Activity:
When copying the data, keep every line exactly the same.

(Component data from apps and pages)
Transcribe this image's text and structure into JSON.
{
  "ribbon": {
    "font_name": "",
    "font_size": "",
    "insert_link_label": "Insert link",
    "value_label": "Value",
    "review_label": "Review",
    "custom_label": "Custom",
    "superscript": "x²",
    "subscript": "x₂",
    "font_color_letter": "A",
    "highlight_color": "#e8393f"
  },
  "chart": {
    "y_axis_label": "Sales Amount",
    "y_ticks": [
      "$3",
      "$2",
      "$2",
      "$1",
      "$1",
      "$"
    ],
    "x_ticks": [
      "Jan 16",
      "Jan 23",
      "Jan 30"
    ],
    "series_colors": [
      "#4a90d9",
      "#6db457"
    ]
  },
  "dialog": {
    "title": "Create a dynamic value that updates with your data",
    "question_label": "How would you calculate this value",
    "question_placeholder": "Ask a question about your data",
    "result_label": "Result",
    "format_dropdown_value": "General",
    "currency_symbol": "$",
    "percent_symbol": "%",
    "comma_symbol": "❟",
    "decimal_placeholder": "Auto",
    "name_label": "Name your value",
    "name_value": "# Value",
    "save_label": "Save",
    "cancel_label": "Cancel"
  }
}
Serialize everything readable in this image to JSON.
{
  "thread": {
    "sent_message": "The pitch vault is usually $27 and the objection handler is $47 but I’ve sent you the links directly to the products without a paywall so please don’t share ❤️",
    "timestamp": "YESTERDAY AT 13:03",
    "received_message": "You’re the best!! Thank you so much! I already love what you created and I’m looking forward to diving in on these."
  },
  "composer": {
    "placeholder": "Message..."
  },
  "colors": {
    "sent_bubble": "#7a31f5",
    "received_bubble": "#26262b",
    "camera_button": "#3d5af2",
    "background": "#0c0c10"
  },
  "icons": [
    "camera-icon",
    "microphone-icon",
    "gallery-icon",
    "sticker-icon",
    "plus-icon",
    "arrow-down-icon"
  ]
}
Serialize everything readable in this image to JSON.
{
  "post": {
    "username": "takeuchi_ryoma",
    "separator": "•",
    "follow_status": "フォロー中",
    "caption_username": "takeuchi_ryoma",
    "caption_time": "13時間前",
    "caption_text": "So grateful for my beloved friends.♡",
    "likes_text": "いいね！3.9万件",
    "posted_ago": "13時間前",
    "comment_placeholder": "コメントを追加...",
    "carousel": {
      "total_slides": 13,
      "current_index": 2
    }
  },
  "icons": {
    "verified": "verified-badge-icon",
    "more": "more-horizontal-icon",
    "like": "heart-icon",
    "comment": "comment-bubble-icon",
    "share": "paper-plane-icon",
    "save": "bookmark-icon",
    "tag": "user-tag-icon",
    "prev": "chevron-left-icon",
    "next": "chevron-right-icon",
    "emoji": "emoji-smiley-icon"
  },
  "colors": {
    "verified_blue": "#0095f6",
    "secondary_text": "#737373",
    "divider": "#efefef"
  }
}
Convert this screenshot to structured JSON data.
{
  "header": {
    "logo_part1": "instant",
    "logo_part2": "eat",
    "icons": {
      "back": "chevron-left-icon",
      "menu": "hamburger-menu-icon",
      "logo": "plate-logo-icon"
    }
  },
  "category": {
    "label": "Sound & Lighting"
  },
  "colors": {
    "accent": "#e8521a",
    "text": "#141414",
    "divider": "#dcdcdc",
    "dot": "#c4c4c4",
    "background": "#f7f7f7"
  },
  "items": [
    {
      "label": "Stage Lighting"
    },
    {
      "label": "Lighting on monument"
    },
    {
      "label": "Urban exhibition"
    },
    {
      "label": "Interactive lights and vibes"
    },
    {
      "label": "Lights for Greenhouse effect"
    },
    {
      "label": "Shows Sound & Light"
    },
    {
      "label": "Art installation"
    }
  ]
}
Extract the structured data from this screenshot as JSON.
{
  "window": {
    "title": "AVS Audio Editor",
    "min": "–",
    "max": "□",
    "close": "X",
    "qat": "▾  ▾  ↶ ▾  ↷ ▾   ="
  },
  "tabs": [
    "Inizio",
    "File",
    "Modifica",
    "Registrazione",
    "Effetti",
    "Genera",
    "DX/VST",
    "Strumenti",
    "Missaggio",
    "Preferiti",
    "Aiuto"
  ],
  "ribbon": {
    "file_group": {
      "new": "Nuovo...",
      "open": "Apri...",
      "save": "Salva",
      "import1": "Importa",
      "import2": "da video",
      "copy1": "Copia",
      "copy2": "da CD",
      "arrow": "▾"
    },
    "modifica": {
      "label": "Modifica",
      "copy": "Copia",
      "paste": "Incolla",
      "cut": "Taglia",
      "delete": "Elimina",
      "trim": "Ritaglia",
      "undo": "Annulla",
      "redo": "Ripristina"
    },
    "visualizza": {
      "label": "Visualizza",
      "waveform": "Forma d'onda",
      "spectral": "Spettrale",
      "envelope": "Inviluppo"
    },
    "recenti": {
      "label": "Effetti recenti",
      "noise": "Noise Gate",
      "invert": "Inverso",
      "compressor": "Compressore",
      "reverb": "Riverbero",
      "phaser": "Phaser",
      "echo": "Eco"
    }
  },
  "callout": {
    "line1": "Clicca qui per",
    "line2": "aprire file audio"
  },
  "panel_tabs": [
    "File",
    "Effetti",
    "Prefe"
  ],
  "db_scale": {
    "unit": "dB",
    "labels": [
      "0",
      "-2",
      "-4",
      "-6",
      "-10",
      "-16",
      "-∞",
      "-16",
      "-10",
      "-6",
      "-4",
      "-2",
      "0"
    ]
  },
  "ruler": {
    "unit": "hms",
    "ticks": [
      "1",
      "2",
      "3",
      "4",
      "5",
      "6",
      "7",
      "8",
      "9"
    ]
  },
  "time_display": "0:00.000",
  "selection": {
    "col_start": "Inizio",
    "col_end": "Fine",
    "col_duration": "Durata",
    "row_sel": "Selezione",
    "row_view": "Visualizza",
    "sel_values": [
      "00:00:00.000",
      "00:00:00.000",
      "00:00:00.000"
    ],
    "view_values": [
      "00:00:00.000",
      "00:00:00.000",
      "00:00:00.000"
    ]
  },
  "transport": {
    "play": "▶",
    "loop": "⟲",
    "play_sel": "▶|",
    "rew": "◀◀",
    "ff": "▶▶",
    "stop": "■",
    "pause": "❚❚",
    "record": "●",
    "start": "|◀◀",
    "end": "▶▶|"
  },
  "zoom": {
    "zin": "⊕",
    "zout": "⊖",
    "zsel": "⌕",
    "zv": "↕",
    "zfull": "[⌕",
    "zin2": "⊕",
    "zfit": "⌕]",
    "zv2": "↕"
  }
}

Solution to this exercise:
Transcribe this image's text and structure into JSON.
{
  "ribbon": {
    "font_name": "",
    "font_size": "",
    "insert_link_label": "Insert link",
    "value_label": "Value",
    "review_label": "Review",
    "custom_label": "Custom",
    "superscript": "x²",
    "subscript": "x₂",
    "font_color_letter": "A",
    "highlight_color": "#e8393f"
  },
  "chart": {
    "y_axis_label": "Sales Amount",
    "y_ticks": [
      "$3",
      "$2",
      "$2",
      "$1",
      "$1",
      "$"
    ],
    "x_ticks": [
      "Jan 16",
      "Jan 23",
      "Jan 30"
    ],
    "series_colors": [
      "#4a90d9",
      "#6db457"
    ]
  },
  "dialog": {
    "title": "Create a dynamic value that updates with your data",
    "question_label": "How would you calculate this value",
    "question_placeholder": "Ask a question about your data",
    "result_label": "Result",
    "format_dropdown_value": "General",
    "currency_symbol": "$",
    "percent_symbol": "%",
    "comma_symbol": "❟",
    "decimal_placeholder": "Auto",
    "name_label": "Name your value",
    "name_value": "# Value",
    "save_label": "Save",
    "cancel_label": "Cancel"
  }
}
Serialize everything readable in this image to JSON.
{
  "thread": {
    "sent_message": "The pitch vault is usually $27 and the objection handler is $47 but I’ve sent you the links directly to the products without a paywall so please don’t share ❤️",
    "timestamp": "YESTERDAY AT 13:03",
    "received_message": "You’re the best!! Thank you so much! I already love what you created and I’m looking forward to diving in on these."
  },
  "composer": {
    "placeholder": "Message..."
  },
  "colors": {
    "sent_bubble": "#7a31f5",
    "received_bubble": "#26262b",
    "camera_button": "#3d5af2",
    "background": "#0c0c10"
  },
  "icons": [
    "camera-icon",
    "microphone-icon",
    "gallery-icon",
    "sticker-icon",
    "plus-icon",
    "arrow-down-icon"
  ]
}
Serialize everything readable in this image to JSON.
{
  "post": {
    "username": "takeuchi_ryoma",
    "separator": "•",
    "follow_status": "フォロー中",
    "caption_username": "takeuchi_ryoma",
    "caption_time": "13時間前",
    "caption_text": "So grateful for my beloved friends.♡",
    "likes_text": "いいね！3.9万件",
    "posted_ago": "13時間前",
    "comment_placeholder": "コメントを追加...",
    "carousel": {
      "total_slides": 13,
      "current_index": 2
    }
  },
  "icons": {
    "verified": "verified-badge-icon",
    "more": "more-horizontal-icon",
    "like": "heart-icon",
    "comment": "comment-bubble-icon",
    "share": "paper-plane-icon",
    "save": "bookmark-icon",
    "tag": "user-tag-icon",
    "prev": "chevron-left-icon",
    "next": "chevron-right-icon",
    "emoji": "emoji-smiley-icon"
  },
  "colors": {
    "verified_blue": "#0095f6",
    "secondary_text": "#737373",
    "divider": "#efefef"
  }
}
Convert this screenshot to structured JSON data.
{
  "header": {
    "logo_part1": "instant",
    "logo_part2": "eat",
    "icons": {
      "back": "chevron-left-icon",
      "menu": "hamburger-menu-icon",
      "logo": "plate-logo-icon"
    }
  },
  "category": {
    "label": "Sound & Lighting"
  },
  "colors": {
    "accent": "#e8521a",
    "text": "#141414",
    "divider": "#dcdcdc",
    "dot": "#c4c4c4",
    "background": "#f7f7f7"
  },
  "items": [
    {
      "label": "Stage Lighting"
    },
    {
      "label": "Lighting on monument"
    },
    {
      "label": "Urban exhibition"
    },
    {
      "label": "Interactive lights and vibes"
    },
    {
      "label": "Lights for Greenhouse effect"
    },
    {
      "label": "Shows Sound & Light"
    },
    {
      "label": "Art installation"
    }
  ]
}
Extract the structured data from this screenshot as JSON.
{
  "window": {
    "title": "AVS Audio Editor",
    "min": "–",
    "max": "□",
    "close": "X",
    "qat": "▾  ▾  ↶ ▾  ↷ ▾   ="
  },
  "tabs": [
    "Inizio",
    "File",
    "Modifica",
    "Registrazione",
    "Effetti",
    "Genera",
    "DX/VST",
    "Strumenti",
    "Missaggio",
    "Preferiti",
    "Aiuto"
  ],
  "ribbon": {
    "file_group": {
      "new": "Nuovo...",
      "open": "Apri...",
      "save": "Salva",
      "import1": "Importa",
      "import2": "da video",
      "copy1": "Copia",
      "copy2": "da CD",
      "arrow": "▾"
    },
    "modifica": {
      "label": "Modifica",
      "copy": "Copia",
      "paste": "Incolla",
      "cut": "Taglia",
      "delete": "Elimina",
      "trim": "Ritaglia",
      "undo": "Annulla",
      "redo": "Ripristina"
    },
    "visualizza": {
      "label": "Visualizza",
      "waveform": "Forma d'onda",
      "spectral": "Spettrale",
      "envelope": "Inviluppo"
    },
    "recenti": {
      "label": "Effetti recenti",
      "noise": "Noise Gate",
      "invert": "Inverso",
      "compressor": "Compressore",
      "reverb": "Riverbero",
      "phaser": "Phaser",
      "echo": "Eco"
    }
  },
  "callout": {
    "line1": "Clicca qui per",
    "line2": "aprire file audio"
  },
  "panel_tabs": [
    "File",
    "Effetti",
    "Prefe"
  ],
  "db_scale": {
    "unit": "dB",
    "labels": [
      "0",
      "-2",
      "-4",
      "-6",
      "-10",
      "-16",
      "-∞",
      "-16",
      "-10",
      "-6",
      "-4",
      "-2",
      "0"
    ]
  },
  "ruler": {
    "unit": "hms",
    "ticks": [
      "1",
      "2",
      "3",
      "4",
      "5",
      "6",
      "7",
      "8",
      "9"
    ]
  },
  "time_display": "0:00.000",
  "selection": {
    "col_start": "Inizio",
    "col_end": "Fine",
    "col_duration": "Durata",
    "row_sel": "Selezione",
    "row_view": "Visualizza",
    "sel_values": [
      "00:00:00.000",
      "00:00:00.000",
      "00:00:00.000"
    ],
    "view_values": [
      "00:00:00.000",
      "00:00:00.000",
      "00:00:00.000"
    ]
  },
  "transport": {
    "play": "▶",
    "loop": "⟲",
    "play_sel": "▶|",
    "rew": "◀◀",
    "ff": "▶▶",
    "stop": "■",
    "pause": "❚❚",
    "record": "●",
    "start": "|◀◀",
    "end": "▶▶|"
  },
  "zoom": {
    "zin": "⊕",
    "zout": "⊖",
    "zsel": "⌕",
    "zv": "↕",
    "zfull": "[⌕",
    "zin2": "⊕",
    "zfit": "⌕]",
    "zv2": "↕"
  }
}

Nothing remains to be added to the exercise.